To address unique business requirements, the company is undertaking an ERP installation. The project team should be concerned if the partner doesn’t listen to suggestions or isn’t trying to understand the company’s needs. Another sign is to downplay the company’s needs.
An implementation partner might ignore the company’s business requirements because they aren’t experienced in all areas of business or in a particular business area. They may also be trying to avoid it. In scoping the cost of the implementation project, they may have neglected the business needs.
No matter what the reason, the project team must be concerned if an implementation partner doesn’t pay enough attention to the business needs of the organization.
6. Implementation partner assigns too many junior staff
A typical implementation partner assigns people with different experiences to a project team. The project team must confirm that the partner has provided enough senior and intermediate consultants.
While senior consultants are able to mentor people with less experience, if there are too many junior employees working on the project, the senior consultants may not be able to have enough time for their own tasks as they are helping less experienced colleagues. Junior employees might make mistakes because they don’t have a deep understanding of the ERP system.
7. Implementation consultants are overworked
Project team members should consider weekend and after-hours emails from implementation consultants as red flags. It is possible that the consultants are overworked due to insufficient or incorrectly assigned employees for the project by the implementation partner. The consultants could also burn out, before the project is complete, leaving the project team shorthanded.
8. Implementation consultants’ work is unevenly distributed
While the implementation partner may have multiple consultants assigned to the project, only a few of the key consultants are usually responsible for overseeing the project. Early in the project, it is important for the project team to monitor how many other consultants are relying on them. A bottleneck could arise later if everything has to go through the key advisors.
9. Implementation partner submits costly change requests
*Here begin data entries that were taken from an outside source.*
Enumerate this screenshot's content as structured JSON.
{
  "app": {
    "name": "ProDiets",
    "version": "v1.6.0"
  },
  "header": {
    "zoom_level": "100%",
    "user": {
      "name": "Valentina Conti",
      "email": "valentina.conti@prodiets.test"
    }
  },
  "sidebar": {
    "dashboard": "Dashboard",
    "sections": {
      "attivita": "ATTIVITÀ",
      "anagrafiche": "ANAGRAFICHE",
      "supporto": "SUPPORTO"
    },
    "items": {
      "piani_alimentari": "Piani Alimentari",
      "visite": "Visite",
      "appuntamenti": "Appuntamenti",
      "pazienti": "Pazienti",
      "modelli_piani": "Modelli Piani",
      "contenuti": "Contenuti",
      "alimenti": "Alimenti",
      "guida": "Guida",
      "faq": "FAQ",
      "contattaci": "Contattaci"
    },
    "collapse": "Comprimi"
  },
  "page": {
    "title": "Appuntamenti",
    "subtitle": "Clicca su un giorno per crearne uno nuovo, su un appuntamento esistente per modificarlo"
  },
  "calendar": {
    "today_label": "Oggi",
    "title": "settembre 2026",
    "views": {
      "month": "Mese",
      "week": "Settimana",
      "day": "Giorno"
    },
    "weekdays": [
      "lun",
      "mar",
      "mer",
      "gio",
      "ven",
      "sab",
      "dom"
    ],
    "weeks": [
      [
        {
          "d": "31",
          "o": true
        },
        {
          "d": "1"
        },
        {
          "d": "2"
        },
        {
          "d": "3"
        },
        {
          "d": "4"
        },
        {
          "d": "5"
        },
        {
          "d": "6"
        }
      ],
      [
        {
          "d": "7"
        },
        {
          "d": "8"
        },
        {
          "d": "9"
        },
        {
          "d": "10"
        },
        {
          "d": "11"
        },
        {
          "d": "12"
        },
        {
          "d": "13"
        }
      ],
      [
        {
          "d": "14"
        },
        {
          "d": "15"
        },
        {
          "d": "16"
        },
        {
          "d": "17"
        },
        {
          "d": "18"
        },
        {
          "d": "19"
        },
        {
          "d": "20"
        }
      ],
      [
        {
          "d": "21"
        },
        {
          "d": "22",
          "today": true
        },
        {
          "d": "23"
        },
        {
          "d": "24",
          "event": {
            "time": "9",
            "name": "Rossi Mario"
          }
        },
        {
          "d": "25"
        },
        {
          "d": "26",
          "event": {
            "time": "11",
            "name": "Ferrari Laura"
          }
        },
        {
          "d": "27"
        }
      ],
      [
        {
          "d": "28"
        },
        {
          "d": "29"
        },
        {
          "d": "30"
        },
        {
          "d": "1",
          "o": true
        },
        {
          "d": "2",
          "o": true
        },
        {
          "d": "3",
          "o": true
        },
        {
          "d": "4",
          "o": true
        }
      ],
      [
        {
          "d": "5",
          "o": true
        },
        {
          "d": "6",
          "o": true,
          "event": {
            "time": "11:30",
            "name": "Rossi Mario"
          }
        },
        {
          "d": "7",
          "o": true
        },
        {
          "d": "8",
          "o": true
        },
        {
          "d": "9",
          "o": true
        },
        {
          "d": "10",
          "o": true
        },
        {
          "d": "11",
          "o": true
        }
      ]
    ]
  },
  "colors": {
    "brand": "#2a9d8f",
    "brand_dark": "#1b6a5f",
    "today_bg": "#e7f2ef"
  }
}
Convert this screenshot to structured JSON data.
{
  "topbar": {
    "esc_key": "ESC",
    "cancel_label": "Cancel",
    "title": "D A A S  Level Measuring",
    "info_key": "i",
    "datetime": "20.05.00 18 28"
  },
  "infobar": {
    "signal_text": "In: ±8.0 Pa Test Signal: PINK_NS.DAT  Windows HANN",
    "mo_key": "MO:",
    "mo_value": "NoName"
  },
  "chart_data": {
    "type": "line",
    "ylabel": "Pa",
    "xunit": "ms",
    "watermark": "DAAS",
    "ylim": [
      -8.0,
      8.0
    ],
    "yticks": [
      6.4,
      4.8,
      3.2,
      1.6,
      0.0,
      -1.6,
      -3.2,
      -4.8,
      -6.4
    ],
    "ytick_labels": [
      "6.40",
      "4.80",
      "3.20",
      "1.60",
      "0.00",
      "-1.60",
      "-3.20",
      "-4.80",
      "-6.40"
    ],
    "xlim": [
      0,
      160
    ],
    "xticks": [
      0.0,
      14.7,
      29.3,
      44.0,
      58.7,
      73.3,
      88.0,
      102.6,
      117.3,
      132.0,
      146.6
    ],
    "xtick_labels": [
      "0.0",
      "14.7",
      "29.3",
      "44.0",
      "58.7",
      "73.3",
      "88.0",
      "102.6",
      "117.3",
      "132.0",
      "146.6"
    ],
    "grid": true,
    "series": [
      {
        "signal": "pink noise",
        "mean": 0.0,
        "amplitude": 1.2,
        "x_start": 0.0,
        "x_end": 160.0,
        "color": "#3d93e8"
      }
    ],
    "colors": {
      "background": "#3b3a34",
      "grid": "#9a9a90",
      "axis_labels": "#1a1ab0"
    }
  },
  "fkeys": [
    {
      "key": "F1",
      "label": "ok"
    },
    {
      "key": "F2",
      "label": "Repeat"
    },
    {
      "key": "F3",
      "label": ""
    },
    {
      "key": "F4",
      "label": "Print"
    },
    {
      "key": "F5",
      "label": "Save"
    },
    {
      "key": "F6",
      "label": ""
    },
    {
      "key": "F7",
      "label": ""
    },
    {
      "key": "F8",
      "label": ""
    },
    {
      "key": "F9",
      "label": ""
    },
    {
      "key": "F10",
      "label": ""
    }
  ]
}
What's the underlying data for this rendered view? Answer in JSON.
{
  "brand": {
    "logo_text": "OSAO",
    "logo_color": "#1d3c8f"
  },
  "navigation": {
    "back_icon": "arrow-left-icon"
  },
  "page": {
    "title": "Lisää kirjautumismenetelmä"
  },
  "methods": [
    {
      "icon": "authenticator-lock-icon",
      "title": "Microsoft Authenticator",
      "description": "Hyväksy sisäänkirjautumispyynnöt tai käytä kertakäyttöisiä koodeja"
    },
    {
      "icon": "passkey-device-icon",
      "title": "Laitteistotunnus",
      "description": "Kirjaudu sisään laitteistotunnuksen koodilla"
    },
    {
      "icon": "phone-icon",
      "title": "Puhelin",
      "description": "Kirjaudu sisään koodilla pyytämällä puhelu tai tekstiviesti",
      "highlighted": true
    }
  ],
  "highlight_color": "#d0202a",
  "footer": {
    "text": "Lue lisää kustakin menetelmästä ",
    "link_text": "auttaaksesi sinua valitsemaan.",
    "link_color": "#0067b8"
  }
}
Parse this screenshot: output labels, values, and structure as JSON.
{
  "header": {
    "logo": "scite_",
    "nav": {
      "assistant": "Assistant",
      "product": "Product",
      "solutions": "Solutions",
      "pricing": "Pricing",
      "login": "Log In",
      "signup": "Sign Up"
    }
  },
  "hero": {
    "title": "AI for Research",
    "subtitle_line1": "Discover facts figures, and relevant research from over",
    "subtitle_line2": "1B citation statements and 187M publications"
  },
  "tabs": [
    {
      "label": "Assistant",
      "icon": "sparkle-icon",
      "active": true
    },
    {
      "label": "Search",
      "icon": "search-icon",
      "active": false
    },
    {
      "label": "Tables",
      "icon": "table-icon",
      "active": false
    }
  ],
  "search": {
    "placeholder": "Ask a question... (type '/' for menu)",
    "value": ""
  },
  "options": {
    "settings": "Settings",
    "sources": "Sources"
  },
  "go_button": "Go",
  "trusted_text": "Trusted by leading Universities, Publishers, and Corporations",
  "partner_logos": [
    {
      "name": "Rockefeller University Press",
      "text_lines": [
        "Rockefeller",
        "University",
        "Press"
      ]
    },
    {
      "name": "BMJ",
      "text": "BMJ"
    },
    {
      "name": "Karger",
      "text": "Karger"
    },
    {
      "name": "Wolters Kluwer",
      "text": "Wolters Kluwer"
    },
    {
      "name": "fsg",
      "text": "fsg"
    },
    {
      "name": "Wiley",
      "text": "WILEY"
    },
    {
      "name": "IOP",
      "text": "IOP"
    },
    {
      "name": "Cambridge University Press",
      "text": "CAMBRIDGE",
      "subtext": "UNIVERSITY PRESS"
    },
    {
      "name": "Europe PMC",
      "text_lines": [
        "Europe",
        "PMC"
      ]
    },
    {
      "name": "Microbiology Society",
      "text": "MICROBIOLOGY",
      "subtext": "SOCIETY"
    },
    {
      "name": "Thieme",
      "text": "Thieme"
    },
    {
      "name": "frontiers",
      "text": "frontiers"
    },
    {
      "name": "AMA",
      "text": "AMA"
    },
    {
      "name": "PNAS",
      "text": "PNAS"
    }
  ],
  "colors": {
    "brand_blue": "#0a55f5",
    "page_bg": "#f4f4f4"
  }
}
The change requests should be closely monitored by the project team. When the team discovers that a requirement is significantly more complex than the implementation partner thought, it may lead to a change in cost. Many change requests are common in large implementations. However, the project team should keep track of them and validate the reason.
Sometimes, the request does not have to include additional costs. In other cases, the partner might just want to document the decision made during implementation. Many change requests can lead to additional work and cost companies extra. Project delays can also be caused by change requests because the team must incorporate the new requirements into the project schedule.
The project team should confirm that the requirement has not been missed by the implementation partner earlier in the project.
10. Implementation partner’s documentation is insufficient
The ERP system configuration documentation is usually done by the implementation partner. Documentation is important for ensuring that both the project team members and the implementation partner are on the same page regarding the direction of the project. It also serves as a useful resource in case there are any changes after go-live.
An implementation partner who doesn’t document the ERP system configuration may not be experienced or are using shortcuts. Another sign that an implementation partner wants to make the company dependent on them after go-live is the absence of documentation. All of these are red flags.
The project leader should have an open and honest conversation with the vendor if any of these warning signs are present. The leader should identify the specific issues before the meeting and possibly share some with the vendor to help them prepare.
If issues continue after a vendor meeting the project leader should consider raising the issue within their company and with the vendor and avoiding any further contracts with them. Before the vendor signs on for additional work, they should address all issues.